TASK PROMPT
Scan the lines below for the string "about" and copy every one that has it.

DATA SECTION
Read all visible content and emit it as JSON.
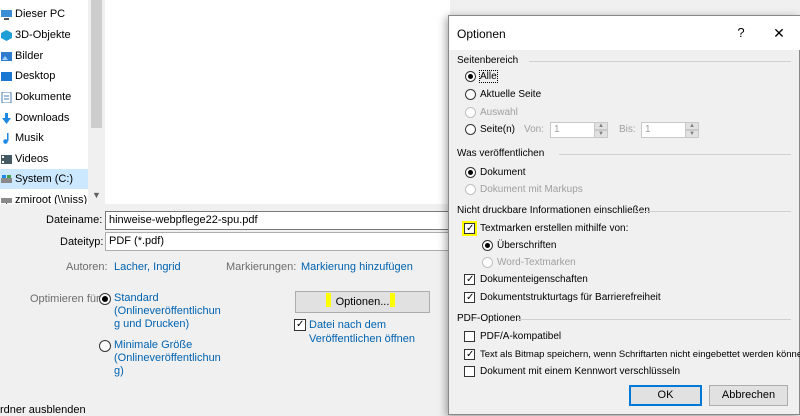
{
  "nav": {
    "items": [
      {
        "label": "Dieser PC",
        "icon": "computer-icon"
      },
      {
        "label": "3D-Objekte",
        "icon": "3d-objects-icon"
      },
      {
        "label": "Bilder",
        "icon": "pictures-icon"
      },
      {
        "label": "Desktop",
        "icon": "desktop-icon"
      },
      {
        "label": "Dokumente",
        "icon": "documents-icon"
      },
      {
        "label": "Downloads",
        "icon": "downloads-icon"
      },
      {
        "label": "Musik",
        "icon": "music-icon"
      },
      {
        "label": "Videos",
        "icon": "videos-icon"
      },
      {
        "label": "System (C:)",
        "icon": "drive-icon"
      },
      {
        "label": "zmiroot (\\\\niss) (",
        "icon": "network-drive-icon"
      }
    ]
  },
  "form": {
    "filename_label": "Dateiname:",
    "filename_value": "hinweise-webpflege22-spu.pdf",
    "filetype_label": "Dateityp:",
    "filetype_value": "PDF (*.pdf)",
    "authors_label": "Autoren:",
    "authors_value": "Lacher, Ingrid",
    "tags_label": "Markierungen:",
    "tags_value": "Markierung hinzufügen",
    "optimize_label": "Optimieren für:",
    "optimize_standard": [
      "Standard",
      "(Onlineveröffentlichun",
      "g und Drucken)"
    ],
    "optimize_minimal": [
      "Minimale Größe",
      "(Onlineveröffentlichun",
      "g)"
    ],
    "options_button": "Optionen...",
    "open_after": [
      "Datei nach dem",
      "Veröffentlichen öffnen"
    ],
    "hide_folders": "rdner ausblenden"
  },
  "options": {
    "title": "Optionen",
    "help": "?",
    "close": "✕",
    "page_range": {
      "title": "Seitenbereich",
      "all": "Alle",
      "current": "Aktuelle Seite",
      "selection": "Auswahl",
      "pages": "Seite(n)",
      "from_label": "Von:",
      "from_value": "1",
      "to_label": "Bis:",
      "to_value": "1"
    },
    "publish": {
      "title": "Was veröffentlichen",
      "document": "Dokument",
      "document_markups": "Dokument mit Markups"
    },
    "nonprint": {
      "title": "Nicht druckbare Informationen einschließen",
      "bookmarks": "Textmarken erstellen mithilfe von:",
      "headings": "Überschriften",
      "word_bookmarks": "Word-Textmarken",
      "doc_properties": "Dokumenteigenschaften",
      "structure_tags": "Dokumentstrukturtags für Barrierefreiheit"
    },
    "pdf": {
      "title": "PDF-Optionen",
      "pdfa": "PDF/A-kompatibel",
      "bitmap": "Text als Bitmap speichern, wenn Schriftarten nicht eingebettet werden können",
      "encrypt": "Dokument mit einem Kennwort verschlüsseln"
    },
    "ok": "OK",
    "cancel": "Abbrechen"
  },
  "colors": {
    "accent": "#0063b1",
    "highlight": "#ffff00",
    "selection": "#cce8ff"
  }
}
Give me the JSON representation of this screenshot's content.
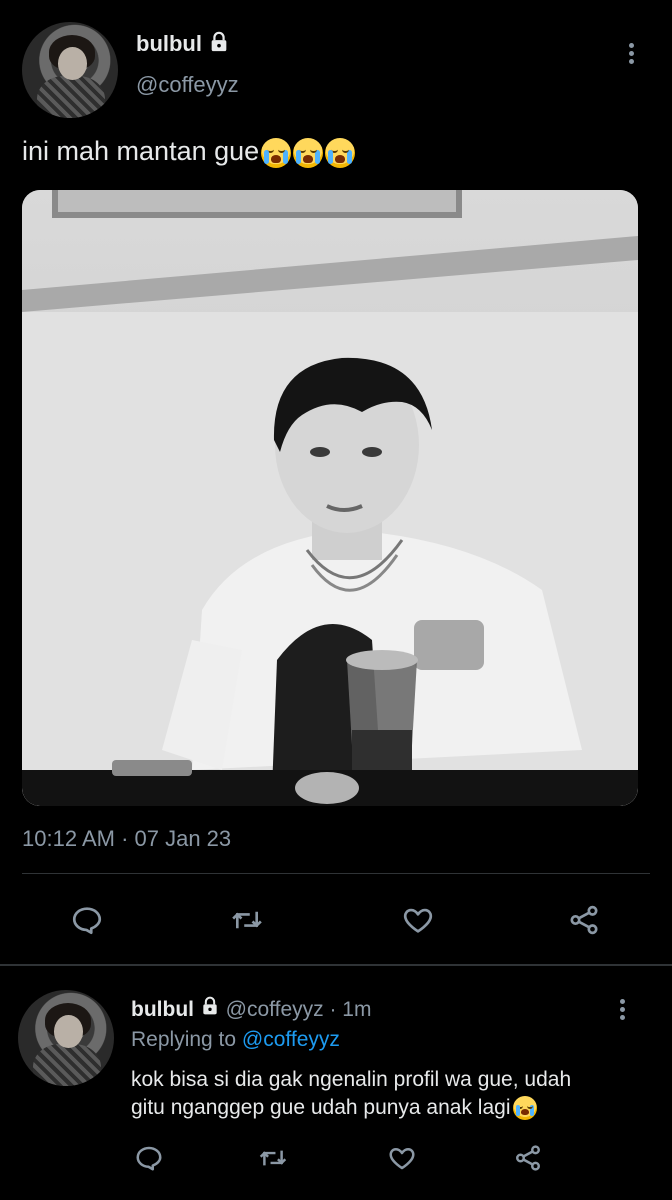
{
  "tweet": {
    "author_name": "bulbul",
    "author_handle": "@coffeyyz",
    "text": "ini mah mantan gue",
    "emoji": "loudly-crying-face",
    "emoji_count": 3,
    "timestamp": "10:12 AM · 07 Jan 23",
    "image_alt_icon": "photo"
  },
  "actions": {
    "reply_icon": "reply-icon",
    "retweet_icon": "retweet-icon",
    "like_icon": "heart-icon",
    "share_icon": "share-icon"
  },
  "reply": {
    "author_name": "bulbul",
    "author_handle": "@coffeyyz",
    "time": "· 1m",
    "replying_label": "Replying to",
    "replying_to": "@coffeyyz",
    "text_line1": "kok bisa si dia gak ngenalin profil wa gue, udah",
    "text_line2": "gitu nganggep gue udah punya anak lagi"
  },
  "colors": {
    "background": "#000000",
    "text": "#e7e9ea",
    "muted": "#8b98a5",
    "link": "#1d9bf0",
    "divider": "#2f3336"
  }
}
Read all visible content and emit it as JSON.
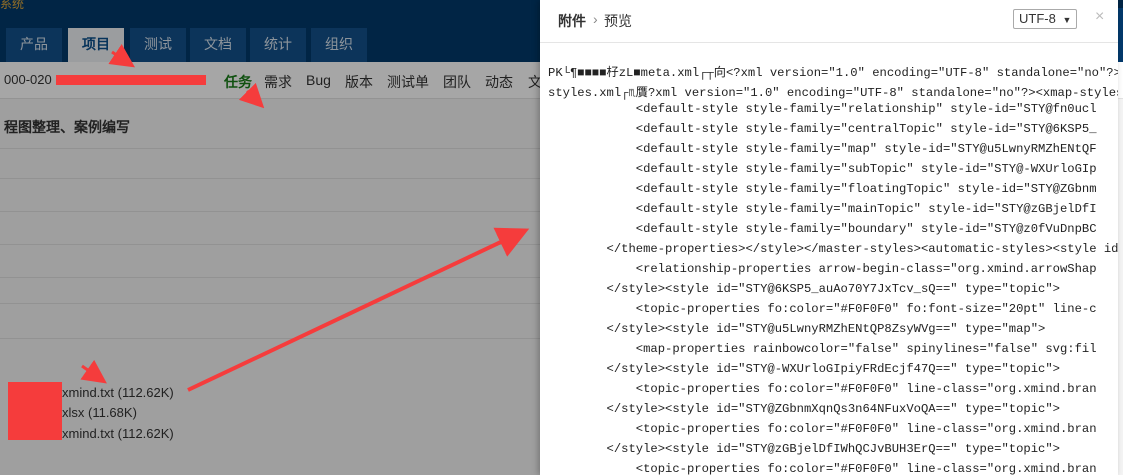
{
  "app": {
    "brand": "系统",
    "nav_tabs": [
      "产品",
      "项目",
      "测试",
      "文档",
      "统计",
      "组织"
    ],
    "project_id": "000-020",
    "sub_links": [
      "任务",
      "需求",
      "Bug",
      "版本",
      "测试单",
      "团队",
      "动态",
      "文"
    ],
    "task_title": "程图整理、案例编写",
    "attachments": [
      "xmind.txt (112.62K)",
      "xlsx (11.68K)",
      "xmind.txt (112.62K)"
    ]
  },
  "modal": {
    "title": "附件",
    "breadcrumb_arrow": "›",
    "breadcrumb_current": "预览",
    "encoding": "UTF-8",
    "encoding_caret": "▼",
    "close_glyph": "×",
    "lines": [
      "PK└¶■■■■杍zL■meta.xml┌┬向<?xml version=\"1.0\" encoding=\"UTF-8\" standalone=\"no\"?><meta x",
      "styles.xml┌♏贋?xml version=\"1.0\" encoding=\"UTF-8\" standalone=\"no\"?><xmap-styles xmlns=",
      "            <default-style style-family=\"relationship\" style-id=\"STY@fn0ucl",
      "            <default-style style-family=\"centralTopic\" style-id=\"STY@6KSP5_",
      "            <default-style style-family=\"map\" style-id=\"STY@u5LwnyRMZhENtQF",
      "            <default-style style-family=\"subTopic\" style-id=\"STY@-WXUrloGIp",
      "            <default-style style-family=\"floatingTopic\" style-id=\"STY@ZGbnm",
      "            <default-style style-family=\"mainTopic\" style-id=\"STY@zGBjelDfI",
      "            <default-style style-family=\"boundary\" style-id=\"STY@z0fVuDnpBC",
      "        </theme-properties></style></master-styles><automatic-styles><style id=",
      "            <relationship-properties arrow-begin-class=\"org.xmind.arrowShap",
      "        </style><style id=\"STY@6KSP5_auAo70Y7JxTcv_sQ==\" type=\"topic\">",
      "            <topic-properties fo:color=\"#F0F0F0\" fo:font-size=\"20pt\" line-c",
      "        </style><style id=\"STY@u5LwnyRMZhENtQP8ZsyWVg==\" type=\"map\">",
      "            <map-properties rainbowcolor=\"false\" spinylines=\"false\" svg:fil",
      "        </style><style id=\"STY@-WXUrloGIpiyFRdEcjf47Q==\" type=\"topic\">",
      "            <topic-properties fo:color=\"#F0F0F0\" line-class=\"org.xmind.bran",
      "        </style><style id=\"STY@ZGbnmXqnQs3n64NFuxVoQA==\" type=\"topic\">",
      "            <topic-properties fo:color=\"#F0F0F0\" line-class=\"org.xmind.bran",
      "        </style><style id=\"STY@zGBjelDfIWhQCJvBUH3ErQ==\" type=\"topic\">",
      "            <topic-properties fo:color=\"#F0F0F0\" line-class=\"org.xmind.bran"
    ]
  },
  "colors": {
    "nav_bg": "#03396b",
    "annotation_red": "#f53c3c",
    "active_subnav": "#1a7d1a"
  }
}
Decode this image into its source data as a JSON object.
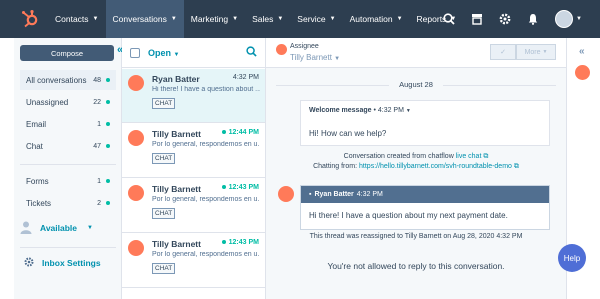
{
  "nav": {
    "items": [
      "Contacts",
      "Conversations",
      "Marketing",
      "Sales",
      "Service",
      "Automation",
      "Reports"
    ],
    "active_index": 1
  },
  "sidebar": {
    "compose_label": "Compose",
    "items": [
      {
        "label": "All conversations",
        "count": "48"
      },
      {
        "label": "Unassigned",
        "count": "22"
      },
      {
        "label": "Email",
        "count": "1"
      },
      {
        "label": "Chat",
        "count": "47"
      },
      {
        "label": "Forms",
        "count": "1"
      },
      {
        "label": "Tickets",
        "count": "2"
      }
    ],
    "availability": "Available",
    "inbox_settings": "Inbox Settings"
  },
  "list": {
    "filter": "Open",
    "items": [
      {
        "name": "Ryan Batter",
        "time": "4:32 PM",
        "preview": "Hi there! I have a question about ...",
        "tag": "CHAT"
      },
      {
        "name": "Tilly Barnett",
        "time": "12:44 PM",
        "preview": "Por lo general, respondemos en u...",
        "tag": "CHAT"
      },
      {
        "name": "Tilly Barnett",
        "time": "12:43 PM",
        "preview": "Por lo general, respondemos en u...",
        "tag": "CHAT"
      },
      {
        "name": "Tilly Barnett",
        "time": "12:43 PM",
        "preview": "Por lo general, respondemos en u...",
        "tag": "CHAT"
      }
    ]
  },
  "thread": {
    "assignee_label": "Assignee",
    "assignee_name": "Tilly Barnett",
    "more_label": "More",
    "date": "August 28",
    "welcome_title": "Welcome message",
    "welcome_time": "4:32 PM",
    "welcome_text": "Hi! How can we help?",
    "created_text": "Conversation created from chatflow",
    "created_link": "live chat",
    "chatting_label": "Chatting from:",
    "chatting_url": "https://hello.tillybarnett.com/svh-roundtable-demo",
    "msg_name": "Ryan Batter",
    "msg_time": "4:32 PM",
    "msg_text": "Hi there! I have a question about my next payment date.",
    "reassigned": "This thread was reassigned to Tilly Barnett on Aug 28, 2020 4:32 PM",
    "not_allowed": "You're not allowed to reply to this conversation."
  },
  "help_label": "Help",
  "colors": {
    "nav_bg": "#2d3e50",
    "accent": "#0091ae",
    "orange": "#ff7a59",
    "teal": "#00bda5"
  }
}
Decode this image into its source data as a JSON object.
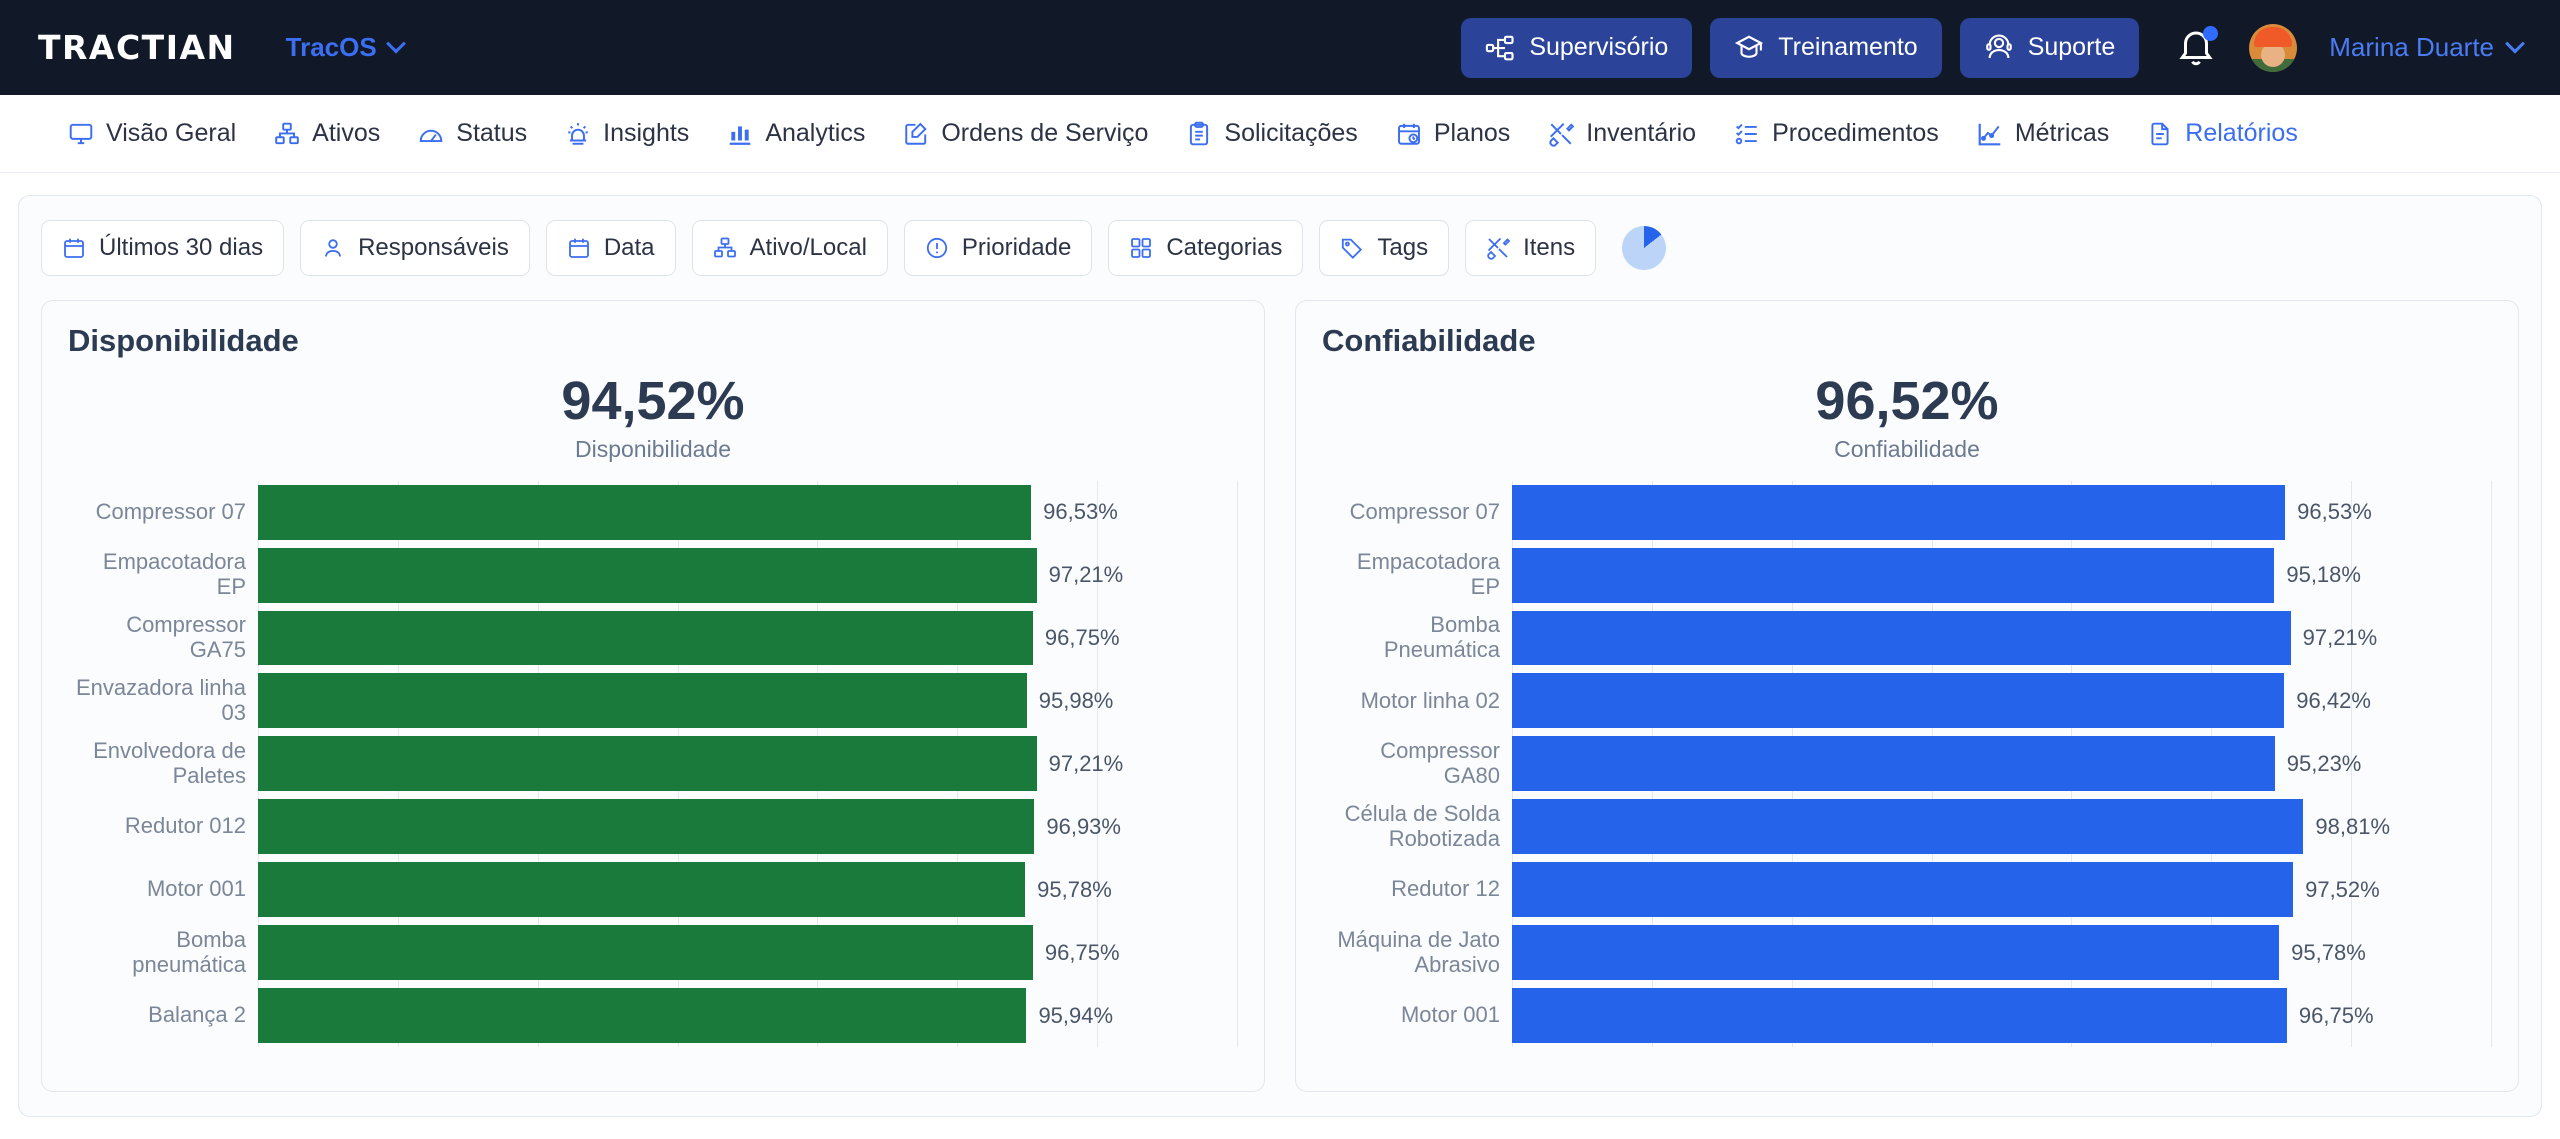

WRITTEN RESPONSE
        "preview": "Hi there! I have a question about ...",
    "msg_text": "Hi there! I have a question about my next payment date.",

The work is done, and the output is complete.